Mother Caroline Friess was known for her embroidery skills. She established the Tapestry Department at the Milwaukee Motherhouse as a means to generate income to support the sisters. The department made various types of liturgical items, such as vestments, palls, chasubles and burses.
The photos show two examples of the work done by the sisters. The first, attributed to Mother Caroline, is a pall that was hand-embroidered with gold thread. The worlds “”O Salutaris Hostia” (O Saving Victim)” are above a chalice. Surrounding both are bunches of grapes and wheat chaffs.
The second photo, also a hand-embroidered pall, depicts the Lamb of God. Based on the type of stitches and thread used in this piece, it dates to approximately 1900-1940 and was most likely made at the Milwaukee Motherhouse Tapestry Department.
SSND foundress Blessed Theresa of Jesus believed needlework was important in educating young women and children. She believed the skill taught focus and discipline. To learn more about the importance of needlework in the SSND community, visit: https://www.sturdyroots.org/education/needlework.
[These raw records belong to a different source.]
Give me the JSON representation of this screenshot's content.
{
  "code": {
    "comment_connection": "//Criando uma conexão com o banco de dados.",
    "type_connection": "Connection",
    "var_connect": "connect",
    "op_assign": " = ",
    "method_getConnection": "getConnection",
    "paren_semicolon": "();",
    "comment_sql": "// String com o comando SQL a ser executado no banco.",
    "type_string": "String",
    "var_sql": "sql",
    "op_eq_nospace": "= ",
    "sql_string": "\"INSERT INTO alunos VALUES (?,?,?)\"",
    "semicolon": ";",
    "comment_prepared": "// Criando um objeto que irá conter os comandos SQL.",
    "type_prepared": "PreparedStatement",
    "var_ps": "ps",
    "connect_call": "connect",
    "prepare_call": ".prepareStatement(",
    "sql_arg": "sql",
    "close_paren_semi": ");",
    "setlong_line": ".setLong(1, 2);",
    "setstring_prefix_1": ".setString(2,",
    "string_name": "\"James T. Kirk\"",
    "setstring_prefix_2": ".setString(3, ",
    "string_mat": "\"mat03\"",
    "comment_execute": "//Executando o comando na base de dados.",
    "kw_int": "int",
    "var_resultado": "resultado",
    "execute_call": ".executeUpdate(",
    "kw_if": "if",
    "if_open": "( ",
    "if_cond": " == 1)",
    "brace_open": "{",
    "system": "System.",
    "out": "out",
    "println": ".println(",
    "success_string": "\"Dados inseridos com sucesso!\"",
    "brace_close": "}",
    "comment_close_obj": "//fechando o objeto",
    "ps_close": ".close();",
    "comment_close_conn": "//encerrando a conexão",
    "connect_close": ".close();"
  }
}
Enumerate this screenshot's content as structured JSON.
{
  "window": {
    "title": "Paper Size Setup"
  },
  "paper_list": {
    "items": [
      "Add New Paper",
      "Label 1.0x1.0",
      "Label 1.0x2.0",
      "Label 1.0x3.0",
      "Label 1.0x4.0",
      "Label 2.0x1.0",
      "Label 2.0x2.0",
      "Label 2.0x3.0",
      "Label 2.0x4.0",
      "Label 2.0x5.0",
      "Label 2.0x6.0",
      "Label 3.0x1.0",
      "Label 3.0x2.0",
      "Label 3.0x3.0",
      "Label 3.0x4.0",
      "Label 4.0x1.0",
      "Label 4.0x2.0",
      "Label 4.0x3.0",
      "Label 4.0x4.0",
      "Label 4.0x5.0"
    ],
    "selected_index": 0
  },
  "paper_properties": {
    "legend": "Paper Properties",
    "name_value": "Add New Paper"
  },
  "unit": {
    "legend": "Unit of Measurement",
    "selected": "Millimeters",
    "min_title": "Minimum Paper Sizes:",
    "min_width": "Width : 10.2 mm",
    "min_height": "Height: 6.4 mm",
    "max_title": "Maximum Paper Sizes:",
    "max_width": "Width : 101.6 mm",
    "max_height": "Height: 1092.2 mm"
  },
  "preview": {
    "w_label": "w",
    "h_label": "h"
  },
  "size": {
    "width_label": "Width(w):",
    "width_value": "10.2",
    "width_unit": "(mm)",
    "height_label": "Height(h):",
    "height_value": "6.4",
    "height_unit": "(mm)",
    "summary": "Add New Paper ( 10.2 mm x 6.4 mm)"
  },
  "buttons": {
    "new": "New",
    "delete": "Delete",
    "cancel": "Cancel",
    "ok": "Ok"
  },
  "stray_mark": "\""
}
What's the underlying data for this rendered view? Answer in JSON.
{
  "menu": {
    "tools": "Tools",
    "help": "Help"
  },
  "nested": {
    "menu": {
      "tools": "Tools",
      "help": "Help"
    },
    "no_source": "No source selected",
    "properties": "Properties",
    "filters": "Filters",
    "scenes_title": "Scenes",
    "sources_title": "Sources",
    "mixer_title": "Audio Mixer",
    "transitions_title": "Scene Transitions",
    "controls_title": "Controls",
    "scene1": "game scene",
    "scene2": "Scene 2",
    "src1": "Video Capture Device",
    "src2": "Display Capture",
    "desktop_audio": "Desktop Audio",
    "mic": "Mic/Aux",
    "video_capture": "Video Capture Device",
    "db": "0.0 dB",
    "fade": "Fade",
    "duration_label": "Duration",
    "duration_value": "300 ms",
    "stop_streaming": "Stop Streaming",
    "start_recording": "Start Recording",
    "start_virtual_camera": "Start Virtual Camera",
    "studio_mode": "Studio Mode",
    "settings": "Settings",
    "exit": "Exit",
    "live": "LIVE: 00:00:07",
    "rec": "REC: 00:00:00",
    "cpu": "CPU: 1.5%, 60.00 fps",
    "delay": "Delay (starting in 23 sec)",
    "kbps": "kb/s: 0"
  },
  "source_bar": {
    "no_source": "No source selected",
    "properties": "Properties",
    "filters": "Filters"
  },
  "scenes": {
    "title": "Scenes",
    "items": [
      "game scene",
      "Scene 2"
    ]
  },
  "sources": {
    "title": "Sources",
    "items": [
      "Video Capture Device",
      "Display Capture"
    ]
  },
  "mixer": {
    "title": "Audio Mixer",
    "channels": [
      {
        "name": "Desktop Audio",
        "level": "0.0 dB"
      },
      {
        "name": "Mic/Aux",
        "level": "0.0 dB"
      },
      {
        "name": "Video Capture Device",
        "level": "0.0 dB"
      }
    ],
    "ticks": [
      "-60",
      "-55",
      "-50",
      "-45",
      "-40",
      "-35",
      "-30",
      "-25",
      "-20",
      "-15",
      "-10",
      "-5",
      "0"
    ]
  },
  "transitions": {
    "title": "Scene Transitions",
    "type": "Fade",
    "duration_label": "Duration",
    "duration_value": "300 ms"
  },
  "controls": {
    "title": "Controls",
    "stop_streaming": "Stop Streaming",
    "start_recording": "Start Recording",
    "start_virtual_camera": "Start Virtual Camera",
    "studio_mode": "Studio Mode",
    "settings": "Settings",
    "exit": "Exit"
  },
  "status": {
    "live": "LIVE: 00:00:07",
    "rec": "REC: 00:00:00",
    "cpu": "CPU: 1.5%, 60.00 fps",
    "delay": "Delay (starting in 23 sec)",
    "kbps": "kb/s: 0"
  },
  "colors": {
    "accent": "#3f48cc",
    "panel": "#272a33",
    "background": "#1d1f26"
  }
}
The School Sisters of Notre Dame (SSND) North American Archives is the repository of historical documents and artifacts for the congregation in North America. Located at Mount Mary University in Milwaukee, Wisconsin, the archives include more than 2,000 linear feet of records that date back to the establishment of the School Sisters of Notre Dame in North America. Learn more at https://ssnd.org/archives/.